My 13 year old daughter, Caroline, is just starting to try to understand the different labels we ascribe to people in our society. In her civics class, they had the children take a test to determine how “conservative” or “liberal” they were in their belief system. Like her mother, Caroline found the labels somewhat confusing. Caroline is a big believer in small government that stays out of our lives. So on social issues, she was rated a liberal and on fiscal issues she was rated a conservative. Thus she was totally confused – the labels just did not fit.
She found the labeling of Christians equally confusing. A friend asked her, “What religion are you?” to which Caroline replied, “Baptist.” I suggested that she use the label, “moderate Baptist” to differentiate herself from the “Southern Baptist” who do not support women in ministry. Her reply cracked me up. She said, “Why don’t the Southern Baptist join the Catholics since they share that belief?” When I burst out laughing, she said, “Why don’t we all just call ourselves Christians? This is too hard to understand.”
That is a good question. Why are these labels so important to us? Why do we seek to differentiate ourselves from one another?
I was at my favorite coffee shop talking with a young Baptist minister who said something along the lines of, “I have to be careful what I say around denominational folks because I never know what camp they are in.” I understood the comment and have had the same experience. Labels are devised to help us understand the beliefs people hold. When we know someone’s belief system, we know how much of our own beliefs we can safely share. This young minister said, “There are so few places where I can be fully me.”
This is not the first minister to share that they keep their true beliefs in the closet for fear of judgment by various factions of the Christian faith.
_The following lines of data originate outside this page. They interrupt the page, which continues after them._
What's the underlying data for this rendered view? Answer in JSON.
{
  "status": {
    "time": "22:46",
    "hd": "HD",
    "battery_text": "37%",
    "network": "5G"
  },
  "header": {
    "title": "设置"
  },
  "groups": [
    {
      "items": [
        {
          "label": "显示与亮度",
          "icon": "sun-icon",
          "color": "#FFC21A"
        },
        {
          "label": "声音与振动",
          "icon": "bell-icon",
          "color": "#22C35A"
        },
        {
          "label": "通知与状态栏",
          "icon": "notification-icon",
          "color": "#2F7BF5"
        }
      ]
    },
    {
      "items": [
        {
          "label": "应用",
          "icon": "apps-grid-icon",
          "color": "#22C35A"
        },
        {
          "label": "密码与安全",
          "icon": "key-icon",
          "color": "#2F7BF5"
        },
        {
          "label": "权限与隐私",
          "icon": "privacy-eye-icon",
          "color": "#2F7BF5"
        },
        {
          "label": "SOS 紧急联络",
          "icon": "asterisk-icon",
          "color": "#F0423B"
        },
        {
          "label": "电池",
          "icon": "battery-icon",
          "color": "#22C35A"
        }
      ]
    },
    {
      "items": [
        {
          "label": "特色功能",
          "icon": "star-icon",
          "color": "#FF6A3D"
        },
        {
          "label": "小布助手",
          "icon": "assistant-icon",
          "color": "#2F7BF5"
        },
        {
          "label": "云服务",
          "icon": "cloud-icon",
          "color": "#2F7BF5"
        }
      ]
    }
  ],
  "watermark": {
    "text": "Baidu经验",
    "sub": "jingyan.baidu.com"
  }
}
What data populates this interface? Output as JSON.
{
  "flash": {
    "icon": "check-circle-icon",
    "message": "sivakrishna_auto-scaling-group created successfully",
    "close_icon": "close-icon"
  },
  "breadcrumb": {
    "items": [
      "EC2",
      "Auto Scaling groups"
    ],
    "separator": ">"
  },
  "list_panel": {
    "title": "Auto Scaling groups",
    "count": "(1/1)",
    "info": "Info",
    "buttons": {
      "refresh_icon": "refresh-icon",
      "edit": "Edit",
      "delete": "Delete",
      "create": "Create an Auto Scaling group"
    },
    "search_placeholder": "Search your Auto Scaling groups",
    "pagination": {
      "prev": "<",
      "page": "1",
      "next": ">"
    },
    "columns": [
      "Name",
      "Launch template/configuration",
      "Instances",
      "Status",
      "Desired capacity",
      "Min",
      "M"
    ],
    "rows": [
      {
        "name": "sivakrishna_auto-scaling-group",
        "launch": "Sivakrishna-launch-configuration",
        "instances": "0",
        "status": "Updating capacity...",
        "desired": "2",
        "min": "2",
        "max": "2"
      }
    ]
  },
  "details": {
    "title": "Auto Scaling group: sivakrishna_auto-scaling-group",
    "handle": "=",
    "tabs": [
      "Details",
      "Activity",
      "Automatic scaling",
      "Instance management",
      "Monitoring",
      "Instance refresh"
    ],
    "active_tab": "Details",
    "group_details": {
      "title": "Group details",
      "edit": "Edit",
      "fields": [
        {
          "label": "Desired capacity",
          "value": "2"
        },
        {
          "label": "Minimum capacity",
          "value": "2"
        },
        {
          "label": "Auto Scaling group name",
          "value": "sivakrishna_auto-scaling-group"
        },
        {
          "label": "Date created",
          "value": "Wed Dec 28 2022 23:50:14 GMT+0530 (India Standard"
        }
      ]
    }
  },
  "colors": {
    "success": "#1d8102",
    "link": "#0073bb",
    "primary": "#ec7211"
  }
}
While I hate that the body of Christ is so deeply divided, I have come to realize that the labels I have resisted through the years, do serve a purpose. However, I think some of the labels we have inherited are insufficient for our contemporary sets of beliefs. I know I personally have a hard time fitting into any one camp.
My 77 year old spiritual mother, Pat, is a contemplative Catholic. She was sharing this week that her Catholic friends can’t understand how she and I have so much in common. We both love Richard Rohr, St. Francis and are both dedicated to living our faith in the world in a way that is tangible. She wears her Catholic label proudly and I guess moderate Baptist is a label I can accept if I am forced to choose. We are an odd pair but we are both rebels in our own traditions. A few years back we went to see Richard Rohr and Shane Claiborne speak together. It was a gathering of rebels from all across the nation, all ages and all faith traditions. That was one place I felt completely at home.
I am not sure if this confusion over labels is new or if it has always been this way. I personally think the polarization both politically and in religious circles is causing more and more of us to resist the existing labels. If you are like me and prefer the middle ground, you will likely feel unsafe in the current climate that seems to want to push everyone to choose an extremest position. My advice to Caroline was to rejoice in being a bit odd and resist being forced to conform to an ideology defined by others. I assured her that there are others out there like her. Others who, like my friend Pat, are able to hold the tension of being a bit different but still affiliating with historic faith traditions.
Do you find the existing political and religious labels sufficient to describe your beliefs?